[Web page and app entries]
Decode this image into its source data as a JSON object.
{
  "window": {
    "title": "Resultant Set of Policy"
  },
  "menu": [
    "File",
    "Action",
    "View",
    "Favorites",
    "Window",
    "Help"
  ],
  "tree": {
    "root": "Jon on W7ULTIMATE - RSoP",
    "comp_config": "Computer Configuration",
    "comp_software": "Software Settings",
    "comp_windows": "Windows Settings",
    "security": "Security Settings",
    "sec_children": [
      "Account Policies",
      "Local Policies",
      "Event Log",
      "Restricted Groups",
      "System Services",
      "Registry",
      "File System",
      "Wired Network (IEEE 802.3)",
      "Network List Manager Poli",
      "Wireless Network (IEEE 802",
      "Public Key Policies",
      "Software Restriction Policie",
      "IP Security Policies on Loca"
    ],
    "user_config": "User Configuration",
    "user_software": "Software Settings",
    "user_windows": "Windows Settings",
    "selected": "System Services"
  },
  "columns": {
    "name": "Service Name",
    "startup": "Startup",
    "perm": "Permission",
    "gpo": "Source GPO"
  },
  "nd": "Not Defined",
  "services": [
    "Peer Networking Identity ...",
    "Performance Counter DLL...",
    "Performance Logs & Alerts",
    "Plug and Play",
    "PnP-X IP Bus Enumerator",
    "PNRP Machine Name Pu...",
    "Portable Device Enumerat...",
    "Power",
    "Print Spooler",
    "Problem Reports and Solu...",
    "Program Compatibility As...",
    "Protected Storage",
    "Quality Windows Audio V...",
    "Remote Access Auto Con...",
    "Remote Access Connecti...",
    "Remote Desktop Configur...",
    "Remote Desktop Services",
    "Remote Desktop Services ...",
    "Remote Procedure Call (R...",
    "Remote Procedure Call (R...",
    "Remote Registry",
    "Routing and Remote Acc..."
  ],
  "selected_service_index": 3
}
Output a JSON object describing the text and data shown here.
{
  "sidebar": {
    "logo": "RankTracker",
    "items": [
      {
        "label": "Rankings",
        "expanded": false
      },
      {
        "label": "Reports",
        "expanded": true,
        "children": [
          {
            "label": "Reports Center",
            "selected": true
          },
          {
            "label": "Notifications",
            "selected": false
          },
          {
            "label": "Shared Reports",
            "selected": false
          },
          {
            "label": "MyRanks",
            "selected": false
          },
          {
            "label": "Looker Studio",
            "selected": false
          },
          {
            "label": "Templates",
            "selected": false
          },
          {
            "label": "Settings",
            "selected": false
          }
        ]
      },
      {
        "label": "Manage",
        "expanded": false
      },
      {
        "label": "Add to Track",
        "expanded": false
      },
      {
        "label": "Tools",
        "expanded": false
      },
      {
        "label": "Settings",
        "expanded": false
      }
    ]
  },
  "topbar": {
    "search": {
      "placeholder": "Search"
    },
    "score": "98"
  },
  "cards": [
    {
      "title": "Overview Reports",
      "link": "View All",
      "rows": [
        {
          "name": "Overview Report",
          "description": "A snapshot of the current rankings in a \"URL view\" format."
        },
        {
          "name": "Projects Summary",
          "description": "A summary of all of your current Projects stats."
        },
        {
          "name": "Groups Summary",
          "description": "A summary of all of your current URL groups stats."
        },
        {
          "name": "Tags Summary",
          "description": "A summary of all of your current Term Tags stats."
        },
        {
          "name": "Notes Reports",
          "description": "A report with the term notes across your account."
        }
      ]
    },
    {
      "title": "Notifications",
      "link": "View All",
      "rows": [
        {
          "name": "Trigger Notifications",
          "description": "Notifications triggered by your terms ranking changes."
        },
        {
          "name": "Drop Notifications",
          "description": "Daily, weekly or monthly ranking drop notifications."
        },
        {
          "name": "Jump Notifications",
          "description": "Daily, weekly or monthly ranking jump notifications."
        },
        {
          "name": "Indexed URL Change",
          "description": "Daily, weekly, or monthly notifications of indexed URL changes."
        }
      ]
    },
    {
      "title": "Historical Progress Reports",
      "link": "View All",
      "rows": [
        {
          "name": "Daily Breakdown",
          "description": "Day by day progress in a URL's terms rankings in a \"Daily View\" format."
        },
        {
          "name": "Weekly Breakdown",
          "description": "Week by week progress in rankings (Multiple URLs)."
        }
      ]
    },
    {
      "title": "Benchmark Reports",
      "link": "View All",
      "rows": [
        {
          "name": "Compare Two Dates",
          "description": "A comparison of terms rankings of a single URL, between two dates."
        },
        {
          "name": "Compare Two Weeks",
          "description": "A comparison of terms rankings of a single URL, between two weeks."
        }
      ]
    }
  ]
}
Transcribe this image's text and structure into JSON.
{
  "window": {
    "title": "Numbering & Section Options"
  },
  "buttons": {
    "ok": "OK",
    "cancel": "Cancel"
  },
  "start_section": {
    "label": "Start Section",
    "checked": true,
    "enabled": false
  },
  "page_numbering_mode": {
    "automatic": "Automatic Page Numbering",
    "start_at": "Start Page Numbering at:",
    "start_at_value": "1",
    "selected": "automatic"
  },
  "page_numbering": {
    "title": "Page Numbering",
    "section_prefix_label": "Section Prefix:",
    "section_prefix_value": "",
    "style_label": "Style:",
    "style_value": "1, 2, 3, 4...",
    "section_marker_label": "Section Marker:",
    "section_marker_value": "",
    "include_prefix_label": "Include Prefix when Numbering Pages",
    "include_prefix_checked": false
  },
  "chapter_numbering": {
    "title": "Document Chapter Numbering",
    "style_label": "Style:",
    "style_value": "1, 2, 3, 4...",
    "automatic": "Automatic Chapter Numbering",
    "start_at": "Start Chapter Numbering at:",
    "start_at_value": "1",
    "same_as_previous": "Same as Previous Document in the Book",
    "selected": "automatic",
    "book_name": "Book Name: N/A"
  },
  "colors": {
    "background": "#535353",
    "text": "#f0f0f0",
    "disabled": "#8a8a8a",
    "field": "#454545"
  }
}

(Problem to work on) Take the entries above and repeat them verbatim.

(The completed task)
Decode this image into its source data as a JSON object.
{
  "window": {
    "title": "Resultant Set of Policy"
  },
  "menu": [
    "File",
    "Action",
    "View",
    "Favorites",
    "Window",
    "Help"
  ],
  "tree": {
    "root": "Jon on W7ULTIMATE - RSoP",
    "comp_config": "Computer Configuration",
    "comp_software": "Software Settings",
    "comp_windows": "Windows Settings",
    "security": "Security Settings",
    "sec_children": [
      "Account Policies",
      "Local Policies",
      "Event Log",
      "Restricted Groups",
      "System Services",
      "Registry",
      "File System",
      "Wired Network (IEEE 802.3)",
      "Network List Manager Poli",
      "Wireless Network (IEEE 802",
      "Public Key Policies",
      "Software Restriction Policie",
      "IP Security Policies on Loca"
    ],
    "user_config": "User Configuration",
    "user_software": "Software Settings",
    "user_windows": "Windows Settings",
    "selected": "System Services"
  },
  "columns": {
    "name": "Service Name",
    "startup": "Startup",
    "perm": "Permission",
    "gpo": "Source GPO"
  },
  "nd": "Not Defined",
  "services": [
    "Peer Networking Identity ...",
    "Performance Counter DLL...",
    "Performance Logs & Alerts",
    "Plug and Play",
    "PnP-X IP Bus Enumerator",
    "PNRP Machine Name Pu...",
    "Portable Device Enumerat...",
    "Power",
    "Print Spooler",
    "Problem Reports and Solu...",
    "Program Compatibility As...",
    "Protected Storage",
    "Quality Windows Audio V...",
    "Remote Access Auto Con...",
    "Remote Access Connecti...",
    "Remote Desktop Configur...",
    "Remote Desktop Services",
    "Remote Desktop Services ...",
    "Remote Procedure Call (R...",
    "Remote Procedure Call (R...",
    "Remote Registry",
    "Routing and Remote Acc..."
  ],
  "selected_service_index": 3
}
Output a JSON object describing the text and data shown here.
{
  "sidebar": {
    "logo": "RankTracker",
    "items": [
      {
        "label": "Rankings",
        "expanded": false
      },
      {
        "label": "Reports",
        "expanded": true,
        "children": [
          {
            "label": "Reports Center",
            "selected": true
          },
          {
            "label": "Notifications",
            "selected": false
          },
          {
            "label": "Shared Reports",
            "selected": false
          },
          {
            "label": "MyRanks",
            "selected": false
          },
          {
            "label": "Looker Studio",
            "selected": false
          },
          {
            "label": "Templates",
            "selected": false
          },
          {
            "label": "Settings",
            "selected": false
          }
        ]
      },
      {
        "label": "Manage",
        "expanded": false
      },
      {
        "label": "Add to Track",
        "expanded": false
      },
      {
        "label": "Tools",
        "expanded": false
      },
      {
        "label": "Settings",
        "expanded": false
      }
    ]
  },
  "topbar": {
    "search": {
      "placeholder": "Search"
    },
    "score": "98"
  },
  "cards": [
    {
      "title": "Overview Reports",
      "link": "View All",
      "rows": [
        {
          "name": "Overview Report",
          "description": "A snapshot of the current rankings in a \"URL view\" format."
        },
        {
          "name": "Projects Summary",
          "description": "A summary of all of your current Projects stats."
        },
        {
          "name": "Groups Summary",
          "description": "A summary of all of your current URL groups stats."
        },
        {
          "name": "Tags Summary",
          "description": "A summary of all of your current Term Tags stats."
        },
        {
          "name": "Notes Reports",
          "description": "A report with the term notes across your account."
        }
      ]
    },
    {
      "title": "Notifications",
      "link": "View All",
      "rows": [
        {
          "name": "Trigger Notifications",
          "description": "Notifications triggered by your terms ranking changes."
        },
        {
          "name": "Drop Notifications",
          "description": "Daily, weekly or monthly ranking drop notifications."
        },
        {
          "name": "Jump Notifications",
          "description": "Daily, weekly or monthly ranking jump notifications."
        },
        {
          "name": "Indexed URL Change",
          "description": "Daily, weekly, or monthly notifications of indexed URL changes."
        }
      ]
    },
    {
      "title": "Historical Progress Reports",
      "link": "View All",
      "rows": [
        {
          "name": "Daily Breakdown",
          "description": "Day by day progress in a URL's terms rankings in a \"Daily View\" format."
        },
        {
          "name": "Weekly Breakdown",
          "description": "Week by week progress in rankings (Multiple URLs)."
        }
      ]
    },
    {
      "title": "Benchmark Reports",
      "link": "View All",
      "rows": [
        {
          "name": "Compare Two Dates",
          "description": "A comparison of terms rankings of a single URL, between two dates."
        },
        {
          "name": "Compare Two Weeks",
          "description": "A comparison of terms rankings of a single URL, between two weeks."
        }
      ]
    }
  ]
}
Transcribe this image's text and structure into JSON.
{
  "window": {
    "title": "Numbering & Section Options"
  },
  "buttons": {
    "ok": "OK",
    "cancel": "Cancel"
  },
  "start_section": {
    "label": "Start Section",
    "checked": true,
    "enabled": false
  },
  "page_numbering_mode": {
    "automatic": "Automatic Page Numbering",
    "start_at": "Start Page Numbering at:",
    "start_at_value": "1",
    "selected": "automatic"
  },
  "page_numbering": {
    "title": "Page Numbering",
    "section_prefix_label": "Section Prefix:",
    "section_prefix_value": "",
    "style_label": "Style:",
    "style_value": "1, 2, 3, 4...",
    "section_marker_label": "Section Marker:",
    "section_marker_value": "",
    "include_prefix_label": "Include Prefix when Numbering Pages",
    "include_prefix_checked": false
  },
  "chapter_numbering": {
    "title": "Document Chapter Numbering",
    "style_label": "Style:",
    "style_value": "1, 2, 3, 4...",
    "automatic": "Automatic Chapter Numbering",
    "start_at": "Start Chapter Numbering at:",
    "start_at_value": "1",
    "same_as_previous": "Same as Previous Document in the Book",
    "selected": "automatic",
    "book_name": "Book Name: N/A"
  },
  "colors": {
    "background": "#535353",
    "text": "#f0f0f0",
    "disabled": "#8a8a8a",
    "field": "#454545"
  }
}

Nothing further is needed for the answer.